  • Curriculum as praxis is a set of plans to be enforced, through planning, acting and evaluating. Students love routine, this helps them manage their time and to ask questions if needed. This is a benefit to all students. Routine was prominent in my school career and has helped me to stay organized in day to day activities and will continue to help me. 

Common Sense Reading Response

Kumashiro learned that common sense means something different everywhere you go. When Kevin started his first teaching job, he wanted to make a big impact on children. Kevin learned that common sense in the United States to be different then in Nepal. He used the knowledge that he was taught from post secondary school to create a positive environment for his students. Kevin was taught by the people of Nepal that common sense was different than that of his home country. There was a lot to be learned, which seemed to be expected in a forgein country. For example the water fountain was dirty which meant that it needed to be cleaned (our common sense). In Nepal the water fountain would be left dirty because the water fountain was used for many purposes and got dirty quickly.

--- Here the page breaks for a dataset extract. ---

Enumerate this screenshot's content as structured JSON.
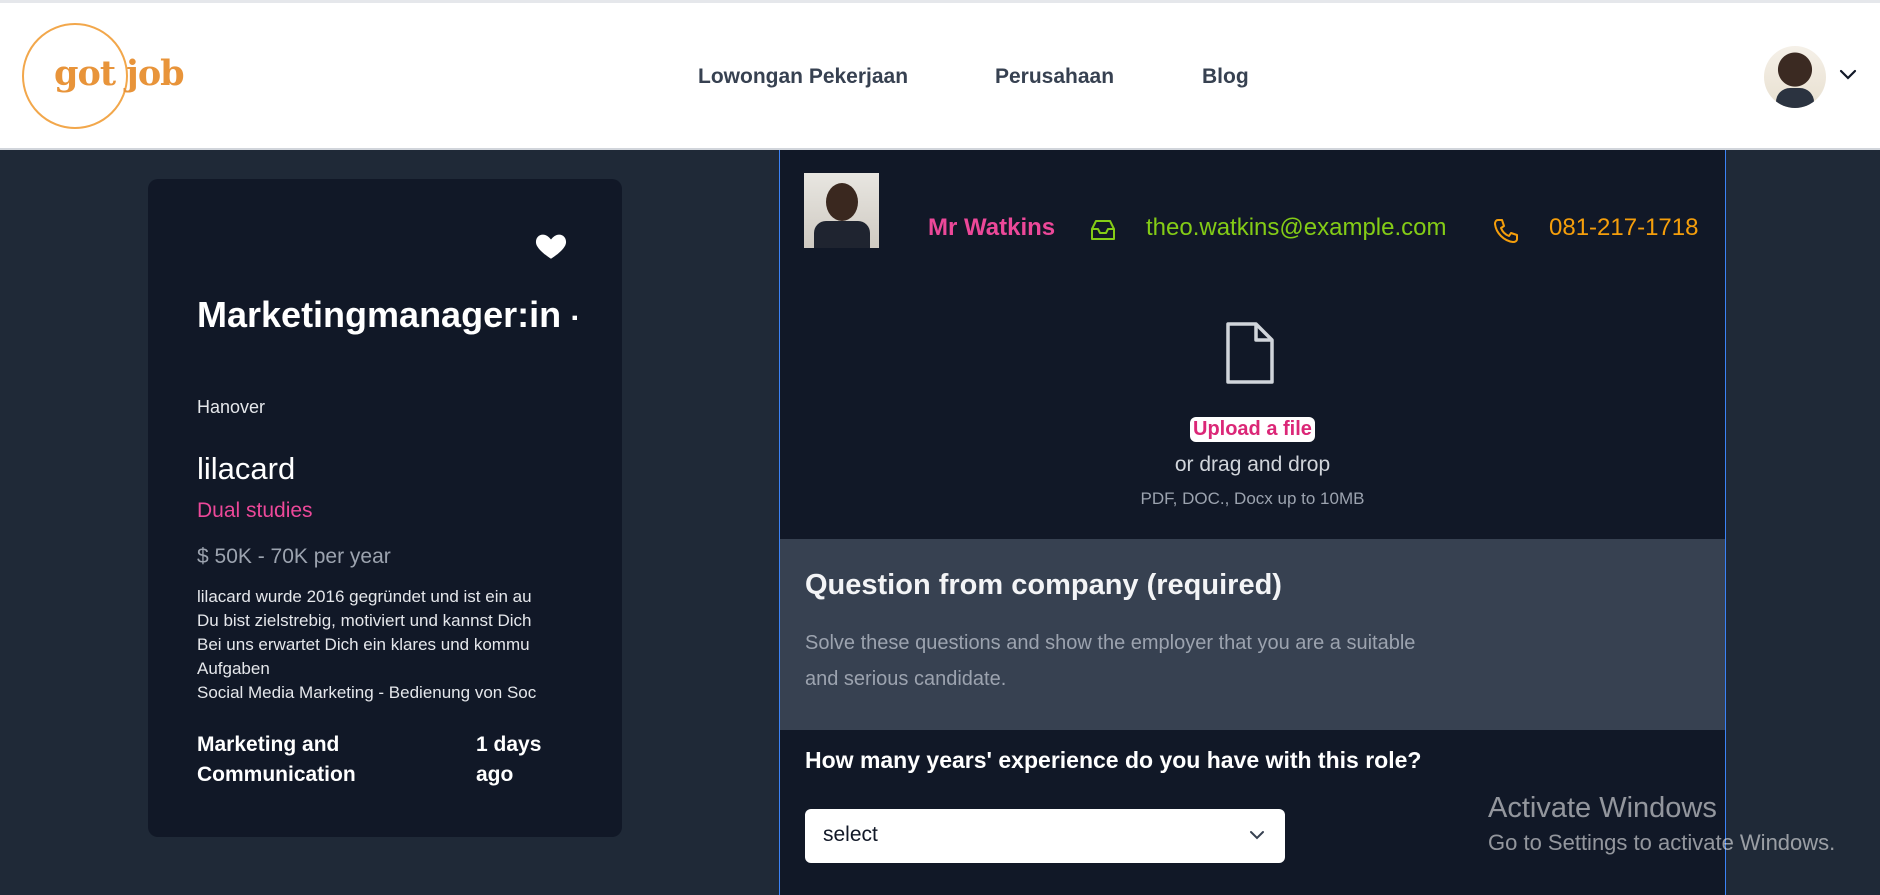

Common sense is everywhere. It is not just in school, work or your home life. Kumashiro had planned to create a positive environment for her students to feel happy and comfortable. Allowing everyone to sit with mix gender which seems to be common sense in the United States; however, in Nepal, boys and girls sat on opposite sides of the room. “I brought different assumptions, expectations, and values to the school. It was easy for me as an outsider looking in, to raise questions about the purpose or effectiveness of many of these practices.” (Page 2)

It is important to understand common sense because it is meant to be a way of thinking that is simple so everyone can understand the outcome. Sometimes common sense is a form of practical decision-making, it can help give people the ability to imagine the outcome and the possible consequences. It can stop some of us from making irrational mistakes and makes it easier to make choices on what to do. This can help us learn from our mistakes. We can decide to follow our own path, or others; this teaches us and gives us more opportunities to develop our  common sense knowledge. When we understand and use common sense it can make life easier.

Read the article: The Problem of Common Sense

Think about: What is common sense? Why is it important to understand common sense?